Among the lines of the records, count those containing the word "screenshot", then give the number alone.

====== Data for this task ======

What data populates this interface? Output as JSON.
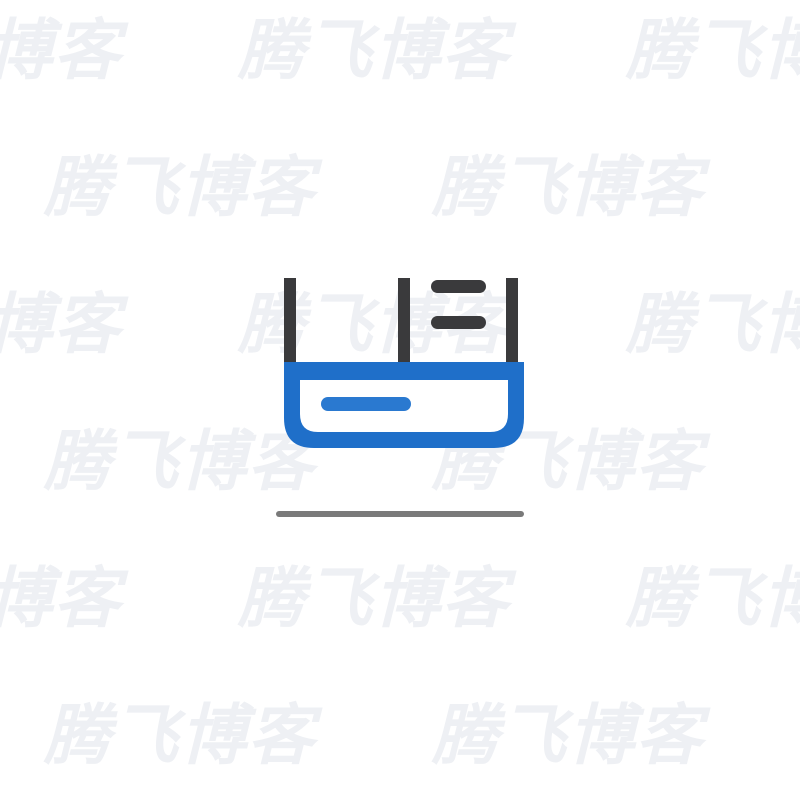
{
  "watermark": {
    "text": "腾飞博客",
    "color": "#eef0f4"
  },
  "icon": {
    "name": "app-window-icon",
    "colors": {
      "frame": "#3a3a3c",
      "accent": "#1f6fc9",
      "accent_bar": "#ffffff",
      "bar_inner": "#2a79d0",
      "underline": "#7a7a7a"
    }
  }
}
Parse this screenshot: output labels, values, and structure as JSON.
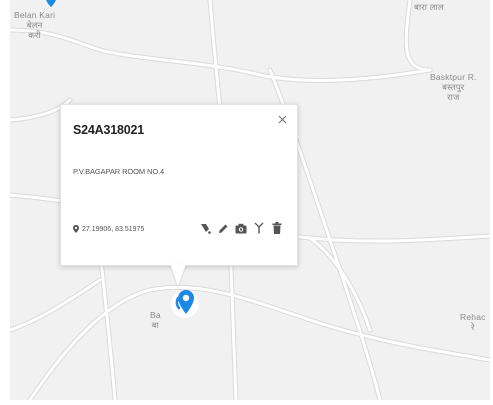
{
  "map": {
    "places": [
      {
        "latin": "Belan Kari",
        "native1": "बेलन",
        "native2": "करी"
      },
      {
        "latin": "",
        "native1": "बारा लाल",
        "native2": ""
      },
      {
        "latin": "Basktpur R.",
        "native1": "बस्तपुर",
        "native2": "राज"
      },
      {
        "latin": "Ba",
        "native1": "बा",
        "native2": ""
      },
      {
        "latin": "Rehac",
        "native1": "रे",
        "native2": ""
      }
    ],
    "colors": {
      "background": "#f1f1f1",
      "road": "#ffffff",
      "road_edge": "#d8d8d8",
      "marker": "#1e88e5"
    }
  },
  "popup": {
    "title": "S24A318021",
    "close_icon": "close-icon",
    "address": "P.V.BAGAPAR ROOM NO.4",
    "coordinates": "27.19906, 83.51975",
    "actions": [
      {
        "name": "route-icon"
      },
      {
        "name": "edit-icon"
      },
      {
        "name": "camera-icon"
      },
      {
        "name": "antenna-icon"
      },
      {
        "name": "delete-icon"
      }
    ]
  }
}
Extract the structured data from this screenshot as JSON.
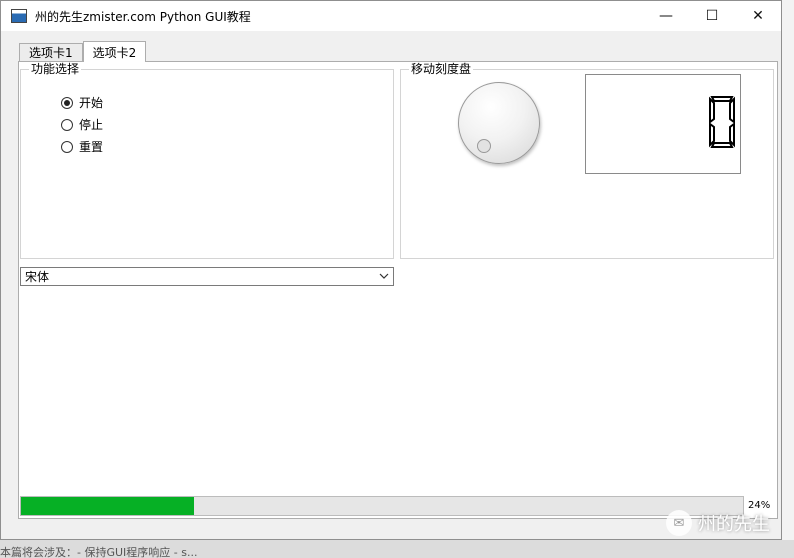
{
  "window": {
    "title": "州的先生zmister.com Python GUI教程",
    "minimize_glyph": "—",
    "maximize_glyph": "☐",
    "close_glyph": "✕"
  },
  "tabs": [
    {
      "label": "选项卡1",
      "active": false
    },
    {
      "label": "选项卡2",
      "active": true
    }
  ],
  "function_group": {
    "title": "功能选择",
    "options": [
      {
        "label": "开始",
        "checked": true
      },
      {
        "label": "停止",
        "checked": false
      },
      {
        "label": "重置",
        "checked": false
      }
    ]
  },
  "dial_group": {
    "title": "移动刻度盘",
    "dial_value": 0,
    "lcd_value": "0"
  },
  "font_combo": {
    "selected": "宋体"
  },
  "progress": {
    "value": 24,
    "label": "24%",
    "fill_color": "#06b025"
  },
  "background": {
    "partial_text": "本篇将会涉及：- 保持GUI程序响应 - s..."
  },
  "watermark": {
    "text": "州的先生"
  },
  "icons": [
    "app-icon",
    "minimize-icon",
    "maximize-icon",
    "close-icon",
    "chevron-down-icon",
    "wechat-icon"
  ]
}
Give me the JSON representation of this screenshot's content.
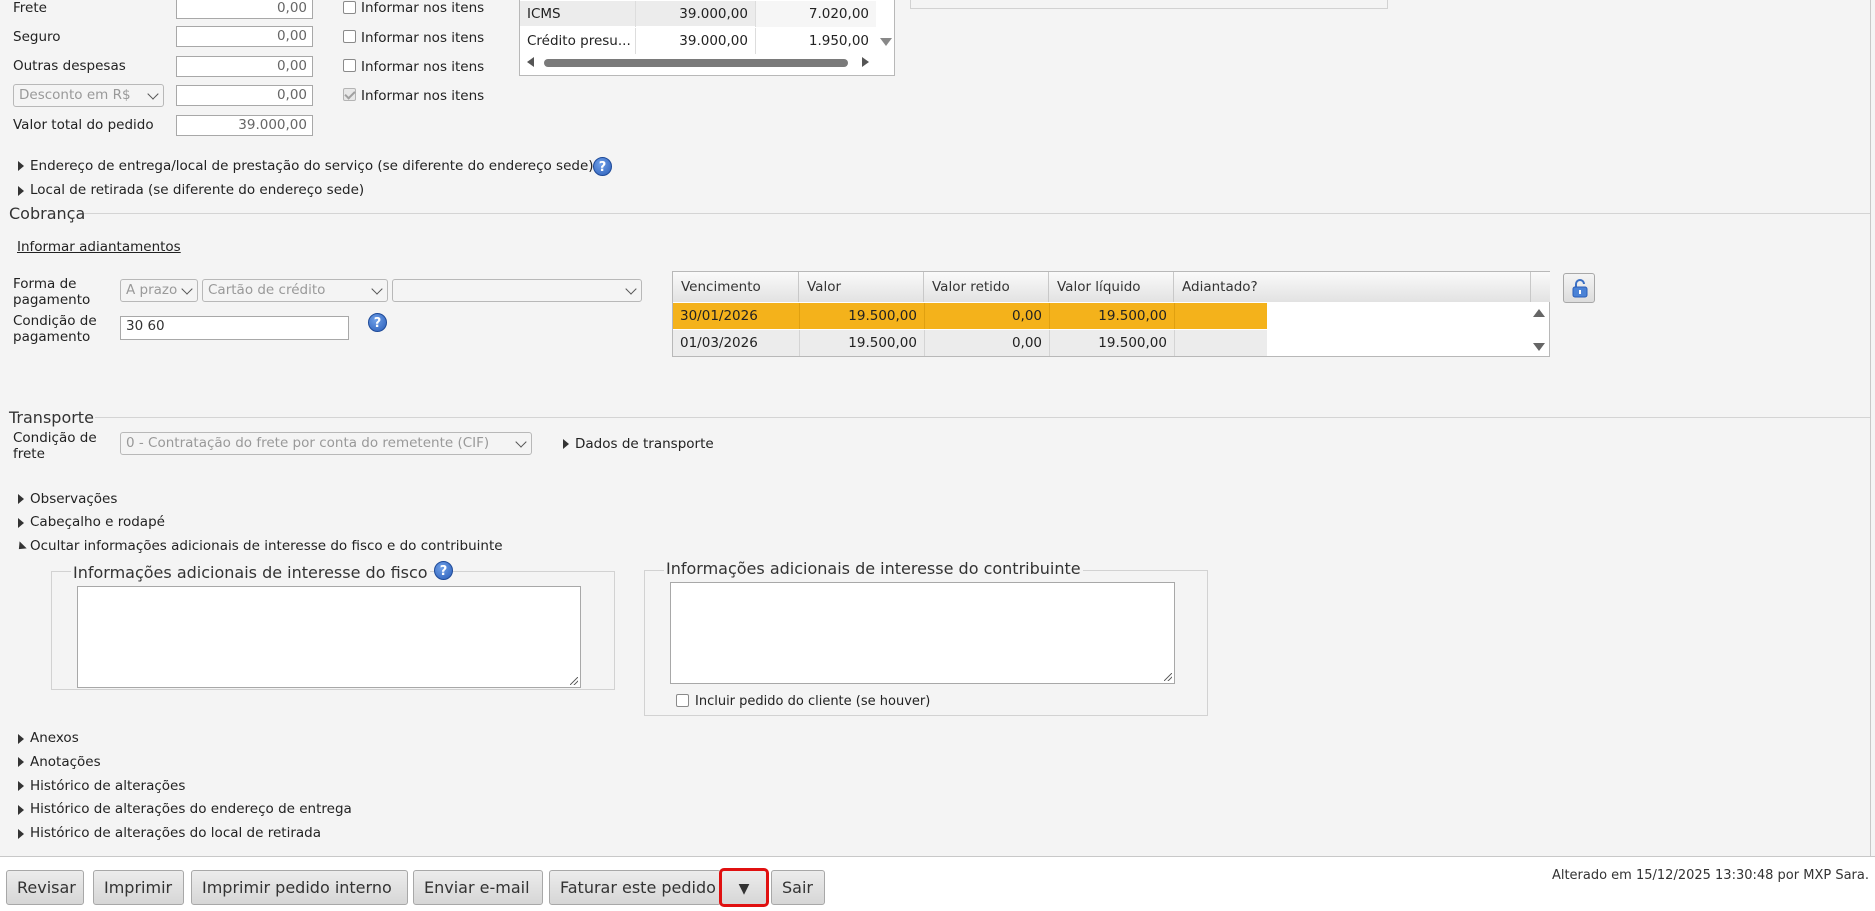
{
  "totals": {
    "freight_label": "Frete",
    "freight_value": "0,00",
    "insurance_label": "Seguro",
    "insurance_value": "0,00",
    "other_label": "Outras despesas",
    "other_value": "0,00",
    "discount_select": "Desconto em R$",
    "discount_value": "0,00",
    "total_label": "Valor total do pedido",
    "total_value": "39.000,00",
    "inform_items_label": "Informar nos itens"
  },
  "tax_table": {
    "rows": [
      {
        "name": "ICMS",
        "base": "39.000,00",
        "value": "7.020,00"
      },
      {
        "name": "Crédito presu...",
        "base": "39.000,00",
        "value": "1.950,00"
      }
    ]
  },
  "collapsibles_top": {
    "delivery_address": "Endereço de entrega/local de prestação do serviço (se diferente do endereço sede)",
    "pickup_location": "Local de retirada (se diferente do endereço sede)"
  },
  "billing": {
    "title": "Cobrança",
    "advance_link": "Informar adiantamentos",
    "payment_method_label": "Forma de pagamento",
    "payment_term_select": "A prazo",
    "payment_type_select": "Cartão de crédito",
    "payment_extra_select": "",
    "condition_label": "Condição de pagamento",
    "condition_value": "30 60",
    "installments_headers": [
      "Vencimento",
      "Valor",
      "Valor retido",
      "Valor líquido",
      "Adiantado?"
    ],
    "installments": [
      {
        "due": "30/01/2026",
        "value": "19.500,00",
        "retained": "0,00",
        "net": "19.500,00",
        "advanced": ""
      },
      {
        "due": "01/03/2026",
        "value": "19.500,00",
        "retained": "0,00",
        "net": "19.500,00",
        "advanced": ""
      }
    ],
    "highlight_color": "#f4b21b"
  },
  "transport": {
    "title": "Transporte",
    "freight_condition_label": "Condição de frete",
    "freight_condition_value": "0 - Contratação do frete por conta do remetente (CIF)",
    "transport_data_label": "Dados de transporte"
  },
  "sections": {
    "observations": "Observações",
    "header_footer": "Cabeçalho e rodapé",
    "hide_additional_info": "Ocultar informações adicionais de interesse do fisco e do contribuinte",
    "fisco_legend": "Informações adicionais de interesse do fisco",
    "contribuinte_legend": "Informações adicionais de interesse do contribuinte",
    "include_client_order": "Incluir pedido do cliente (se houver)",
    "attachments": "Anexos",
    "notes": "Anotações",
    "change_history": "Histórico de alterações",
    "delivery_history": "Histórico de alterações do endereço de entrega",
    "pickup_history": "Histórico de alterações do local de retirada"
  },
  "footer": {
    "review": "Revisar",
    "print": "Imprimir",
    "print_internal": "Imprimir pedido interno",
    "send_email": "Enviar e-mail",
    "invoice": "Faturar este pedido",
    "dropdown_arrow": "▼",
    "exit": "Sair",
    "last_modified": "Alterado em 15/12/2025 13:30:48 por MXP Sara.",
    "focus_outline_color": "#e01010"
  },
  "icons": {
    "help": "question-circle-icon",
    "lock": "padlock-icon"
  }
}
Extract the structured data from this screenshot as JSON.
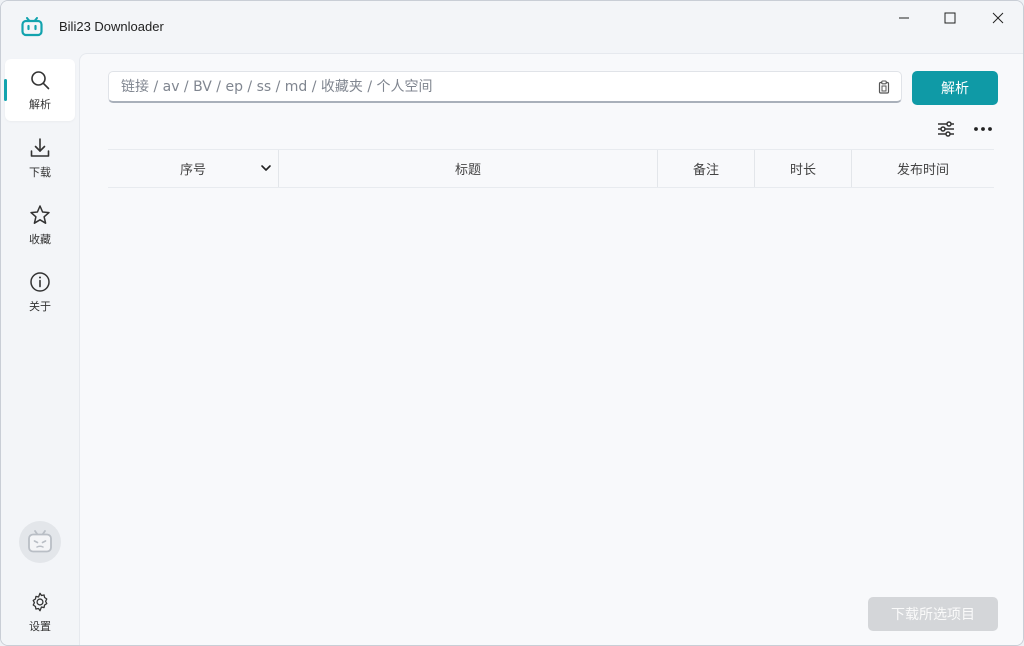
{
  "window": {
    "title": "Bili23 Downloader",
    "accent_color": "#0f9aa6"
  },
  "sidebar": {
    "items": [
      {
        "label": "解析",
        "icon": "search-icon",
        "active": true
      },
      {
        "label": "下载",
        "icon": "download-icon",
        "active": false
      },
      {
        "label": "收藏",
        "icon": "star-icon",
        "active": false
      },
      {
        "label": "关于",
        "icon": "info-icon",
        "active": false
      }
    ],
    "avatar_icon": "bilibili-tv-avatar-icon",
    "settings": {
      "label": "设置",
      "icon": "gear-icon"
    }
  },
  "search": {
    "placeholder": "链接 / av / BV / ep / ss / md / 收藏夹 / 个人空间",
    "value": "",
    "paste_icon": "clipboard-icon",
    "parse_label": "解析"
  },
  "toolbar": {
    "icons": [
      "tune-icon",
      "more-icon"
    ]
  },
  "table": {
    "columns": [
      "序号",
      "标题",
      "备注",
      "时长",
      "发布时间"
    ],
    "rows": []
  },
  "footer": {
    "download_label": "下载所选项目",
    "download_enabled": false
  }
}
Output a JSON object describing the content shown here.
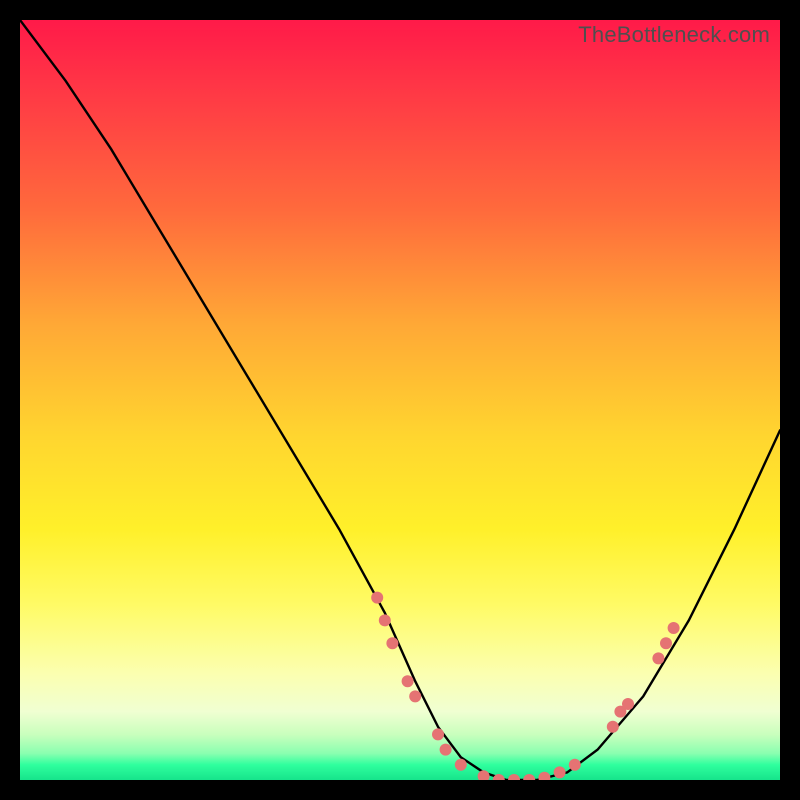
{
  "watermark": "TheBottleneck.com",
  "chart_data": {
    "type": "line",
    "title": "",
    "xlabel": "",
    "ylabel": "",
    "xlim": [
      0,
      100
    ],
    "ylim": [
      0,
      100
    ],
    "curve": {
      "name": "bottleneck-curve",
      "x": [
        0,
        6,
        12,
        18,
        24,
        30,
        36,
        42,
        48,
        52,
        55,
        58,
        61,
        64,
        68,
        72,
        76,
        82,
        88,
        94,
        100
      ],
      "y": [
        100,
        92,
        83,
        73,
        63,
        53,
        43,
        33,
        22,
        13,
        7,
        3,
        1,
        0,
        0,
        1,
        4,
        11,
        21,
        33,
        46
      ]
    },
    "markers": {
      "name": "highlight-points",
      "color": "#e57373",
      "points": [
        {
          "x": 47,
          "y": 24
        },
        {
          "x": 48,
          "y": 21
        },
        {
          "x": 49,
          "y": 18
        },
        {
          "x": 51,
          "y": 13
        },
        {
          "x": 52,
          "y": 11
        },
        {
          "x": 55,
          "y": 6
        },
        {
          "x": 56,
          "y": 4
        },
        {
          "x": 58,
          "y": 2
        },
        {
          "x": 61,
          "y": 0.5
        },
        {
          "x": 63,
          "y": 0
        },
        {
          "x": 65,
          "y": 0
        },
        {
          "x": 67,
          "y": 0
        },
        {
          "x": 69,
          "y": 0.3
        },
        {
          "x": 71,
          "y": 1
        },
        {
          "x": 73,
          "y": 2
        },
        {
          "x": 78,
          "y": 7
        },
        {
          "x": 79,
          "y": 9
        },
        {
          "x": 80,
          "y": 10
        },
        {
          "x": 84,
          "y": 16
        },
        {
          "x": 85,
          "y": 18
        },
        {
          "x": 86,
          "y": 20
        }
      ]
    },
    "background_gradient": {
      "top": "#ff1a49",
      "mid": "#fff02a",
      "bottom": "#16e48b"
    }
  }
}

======

■ Result of the exercise: 4